(App and web page records)
● ● ●

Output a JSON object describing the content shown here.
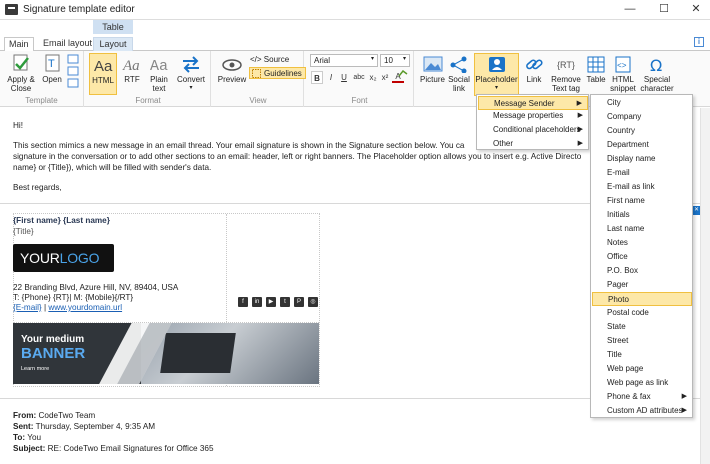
{
  "window": {
    "title": "Signature template editor",
    "context_tab_group": "Table",
    "controls": {
      "minimize": "—",
      "maximize": "☐",
      "close": "✕"
    }
  },
  "tabs": [
    {
      "label": "Main",
      "active": true
    },
    {
      "label": "Email layout",
      "active": false
    },
    {
      "label": "Layout",
      "active": false
    }
  ],
  "ribbon": {
    "template": {
      "label": "Template",
      "apply_close": "Apply &\nClose",
      "open": "Open"
    },
    "format": {
      "label": "Format",
      "html": "HTML",
      "rtf": "RTF",
      "plain": "Plain\ntext",
      "convert": "Convert"
    },
    "view": {
      "label": "View",
      "preview": "Preview",
      "source": "</> Source",
      "guidelines": "Guidelines"
    },
    "font": {
      "label": "Font",
      "family": "Arial",
      "size": "10",
      "bold": "B",
      "italic": "I",
      "underline": "U",
      "abc": "abc",
      "sub": "x₂",
      "sup": "x²",
      "color": "A"
    },
    "insert": {
      "picture": "Picture",
      "social": "Social\nlink",
      "placeholder": "Placeholder",
      "link": "Link",
      "remove": "Remove\nText tag",
      "table": "Table",
      "html_snippet": "HTML\nsnippet",
      "special": "Special\ncharacter"
    }
  },
  "message": {
    "greeting": "Hi!",
    "body1": "This section mimics a new message in an email thread. Your email signature is shown in the Signature section below. You ca",
    "body2": "signature in the conversation or to add other sections to an email: header, left or right banners. The Placeholder option allows you to insert e.g. Active Directo",
    "body3": "name} or {Title}), which will be filled with sender's data.",
    "regards": "Best regards,"
  },
  "signature": {
    "name": "{First name} {Last name}",
    "title": "{Title}",
    "logo_your": "YOUR",
    "logo_logo": "LOGO",
    "address": "22 Branding Blvd, Azure Hill, NV, 89404, USA",
    "phones": "T: {Phone} {RT}| M: {Mobile}{/RT}",
    "email": "{E-mail}",
    "pipe": " | ",
    "url": "www.yourdomain.url",
    "social_icons": [
      "facebook-icon",
      "linkedin-icon",
      "youtube-icon",
      "twitter-icon",
      "pinterest-icon",
      "instagram-icon"
    ],
    "social_glyphs": [
      "f",
      "in",
      "▶",
      "t",
      "P",
      "◎"
    ],
    "banner_line1": "Your medium",
    "banner_line2": "BANNER",
    "banner_line3": "Learn more"
  },
  "quoted": {
    "from_label": "From:",
    "from": " CodeTwo Team",
    "sent_label": "Sent:",
    "sent": " Thursday, September 4, 9:35 AM",
    "to_label": "To:",
    "to": " You",
    "subject_label": "Subject:",
    "subject": " RE: CodeTwo Email Signatures for Office 365"
  },
  "placeholder_menu": [
    "Message Sender",
    "Message properties",
    "Conditional placeholders",
    "Other"
  ],
  "sender_submenu": [
    "City",
    "Company",
    "Country",
    "Department",
    "Display name",
    "E-mail",
    "E-mail as link",
    "First name",
    "Initials",
    "Last name",
    "Notes",
    "Office",
    "P.O. Box",
    "Pager",
    "Photo",
    "Postal code",
    "State",
    "Street",
    "Title",
    "Web page",
    "Web page as link",
    "Phone & fax",
    "Custom AD attributes"
  ],
  "colors": {
    "accent": "#1a73c8",
    "highlight": "#fde8a8",
    "link": "#1a5fb4"
  }
}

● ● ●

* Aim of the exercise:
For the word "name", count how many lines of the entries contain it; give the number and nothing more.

* Exercise response:
5